Africa

Gbagbo Forces Number Less than 1,000

According to a report, forces loyal to embattled Ivory Coast leader, former president Laurent Gbagbo, have reportedly dwindled to less than 1,000 fighters.

Some 200 armed men are said to be protecting Gbagbo’s presidential palace, which is surrounded by forces loyal to internationally recognized president Alassane Ouattara.

NATO Widens Air Assault; Rebels Advance on Brega

NATO has intensified its air campaign against Gaddafi regime amidst ongoing clashes on the ground. NATO warplanes flew around 200 missions in Libyan airspace after rebel leaders accused international forces of failing to protect the city of Misurata. The US has said that success has been slowed in part by the Gaddafi regime’s use of human shields near military positions.

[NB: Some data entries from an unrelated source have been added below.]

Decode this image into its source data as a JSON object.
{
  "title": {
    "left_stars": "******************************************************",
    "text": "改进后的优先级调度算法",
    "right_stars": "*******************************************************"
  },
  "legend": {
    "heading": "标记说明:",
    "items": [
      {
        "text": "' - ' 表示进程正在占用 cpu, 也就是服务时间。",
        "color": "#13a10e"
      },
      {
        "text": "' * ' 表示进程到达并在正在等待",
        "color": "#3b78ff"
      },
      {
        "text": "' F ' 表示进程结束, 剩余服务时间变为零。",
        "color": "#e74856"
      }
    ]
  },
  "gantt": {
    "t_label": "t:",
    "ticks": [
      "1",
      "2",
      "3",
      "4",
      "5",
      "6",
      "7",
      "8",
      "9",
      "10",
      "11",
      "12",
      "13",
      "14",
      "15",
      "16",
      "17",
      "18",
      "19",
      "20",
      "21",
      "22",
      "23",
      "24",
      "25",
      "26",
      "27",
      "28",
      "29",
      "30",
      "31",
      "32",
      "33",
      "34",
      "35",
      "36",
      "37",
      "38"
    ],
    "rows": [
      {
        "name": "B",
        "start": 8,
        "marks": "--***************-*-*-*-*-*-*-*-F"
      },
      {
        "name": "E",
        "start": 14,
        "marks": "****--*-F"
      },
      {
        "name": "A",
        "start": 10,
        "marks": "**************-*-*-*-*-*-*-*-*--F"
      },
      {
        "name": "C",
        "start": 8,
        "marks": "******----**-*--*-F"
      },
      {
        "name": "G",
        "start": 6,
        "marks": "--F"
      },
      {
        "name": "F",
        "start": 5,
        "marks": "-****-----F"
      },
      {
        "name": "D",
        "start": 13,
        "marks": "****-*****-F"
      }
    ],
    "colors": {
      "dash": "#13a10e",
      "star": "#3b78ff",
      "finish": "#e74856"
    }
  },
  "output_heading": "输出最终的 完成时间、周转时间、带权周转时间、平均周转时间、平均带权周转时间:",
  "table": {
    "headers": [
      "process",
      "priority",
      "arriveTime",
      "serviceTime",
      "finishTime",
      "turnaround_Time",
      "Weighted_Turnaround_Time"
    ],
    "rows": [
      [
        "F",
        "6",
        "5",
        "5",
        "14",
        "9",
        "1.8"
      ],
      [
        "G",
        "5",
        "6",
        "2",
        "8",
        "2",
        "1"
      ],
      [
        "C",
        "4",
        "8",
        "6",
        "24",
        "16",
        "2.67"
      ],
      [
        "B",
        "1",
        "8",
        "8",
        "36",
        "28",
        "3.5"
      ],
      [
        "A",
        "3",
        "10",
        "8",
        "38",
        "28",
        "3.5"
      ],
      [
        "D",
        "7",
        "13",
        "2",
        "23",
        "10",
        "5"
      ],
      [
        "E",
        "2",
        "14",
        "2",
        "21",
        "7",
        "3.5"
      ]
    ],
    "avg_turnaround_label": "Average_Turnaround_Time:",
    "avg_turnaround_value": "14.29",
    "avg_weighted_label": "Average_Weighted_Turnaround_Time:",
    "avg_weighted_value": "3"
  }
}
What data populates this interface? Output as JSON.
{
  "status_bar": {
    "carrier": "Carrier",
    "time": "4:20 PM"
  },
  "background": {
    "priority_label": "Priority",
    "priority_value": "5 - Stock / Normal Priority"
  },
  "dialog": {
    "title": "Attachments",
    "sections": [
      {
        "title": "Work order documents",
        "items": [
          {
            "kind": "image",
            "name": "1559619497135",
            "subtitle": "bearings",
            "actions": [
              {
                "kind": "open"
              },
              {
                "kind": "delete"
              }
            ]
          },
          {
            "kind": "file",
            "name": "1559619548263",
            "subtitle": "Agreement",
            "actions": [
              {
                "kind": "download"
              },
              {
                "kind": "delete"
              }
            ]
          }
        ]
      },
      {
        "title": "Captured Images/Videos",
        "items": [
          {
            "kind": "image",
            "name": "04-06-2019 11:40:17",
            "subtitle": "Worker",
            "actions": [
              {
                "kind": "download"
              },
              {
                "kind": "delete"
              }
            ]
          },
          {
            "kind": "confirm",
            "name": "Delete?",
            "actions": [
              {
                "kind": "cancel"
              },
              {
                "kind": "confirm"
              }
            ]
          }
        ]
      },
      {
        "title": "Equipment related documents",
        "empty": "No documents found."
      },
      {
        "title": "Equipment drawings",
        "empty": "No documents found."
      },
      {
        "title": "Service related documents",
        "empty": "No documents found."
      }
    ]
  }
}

Worldwide more refugees, less help

Over 200 people, Africans fleeing Libya by boat, drowned on Wednesday before reaching safety in Italy. It is just one of many tragedies resulting from North Africa’s refugee crisis, one of the world’s worst, according to the UN High Commissioner for Refugees, António Guterres. Many of the refugees who were fleeing Libya in fact came from Somalia, Eritrea and Ivory Coast.

South Africa urges Gbagbo to step down in Cote d’Ivoire

The South African government demanded that outgoing Cote d’Ivoire President Laurent Gbagbo hand over power to Alassane Ouattara, recognized by the UN as the winner of the November elections.

South African Foreign Minister Maite Nkoana-Mashabane asked Gbagbo to step down for peace in Cote d’Ivoire, said South African Journal Business Report.

Second wave of the Arab Revolt?

Intentional or not, as there are no documents to support this hypothesis, the attack on Libya has served as a diversion to hamper a possible “second wave” of popular revolts in the Arab world. These are the thoughts of the political analyst Immanuel Wallerstein in Znet, published on 2 April by Rebelión and we circulate it because it is a different – and possible – view.

The Left, West and Military Intervention in Libya

The White House-massaged media spin portrays President Barack Obama’s decision to go to war in Libya as a triumph for a triumvirate of liberals — Secretary of State Hillary Clinton, UN Ambassador Susan Rice, and Obama adviser Samantha Power — who have well-established records of advocating the use of U.S. military force for “humanitarian” purposes.

Ivory Coast, the ignored crisis

The world team of the humanist organism Convergence of Cultures denounces the growing violence that the non-resolved post-electoral crisis is causing in Ivory Coast, and demands a non-violent solution that lets the country overcome the social fracture. There have been many victims of indiscriminate violence, among them the humanists Lacina, Drissa and Moumouni.

Three humanists killed in Ivory Coast

According to information received by European Humanists Peter Noordendorp and Benoit Mangin, the situation in Ivory Coast has become increasingly violent: at least three Humanist non-violent activists are amongst those who have been killed. Ceremonies of Well-being (from Silo’s Message) for those involved in the non-violent struggle will be held throughout Europe and beyond.

Cote d’Ivoire: close to civil war in Abidjan

Cote d’Ivoire faces a humanitarian tragedy, with aid access becoming increasingly difficult, hospitals and schools closing, law and order collapsing and casualties mounting, France’s representative to the United Nations said on Friday.
The crisis has displaced up to a million people, according to the UN refugee agency. Some 90,000 people have fled to neighboring Liberia.

Civilian Toll Mounts in Libya; Gaddafi Forces Attack Misurata

Reports of civilian casualties are mounting in Libya amidst ongoing U.S.-led air strikes and the Gaddafi regime’s assault on three rebel-held towns. At least 16 civilians were reportedly killed after forces loyal to Col. Muammar Gaddafi resumed an attack on the coastal city of Misurata, shelling an area around the city’s main hospital.

1 69 70 71 72 73 78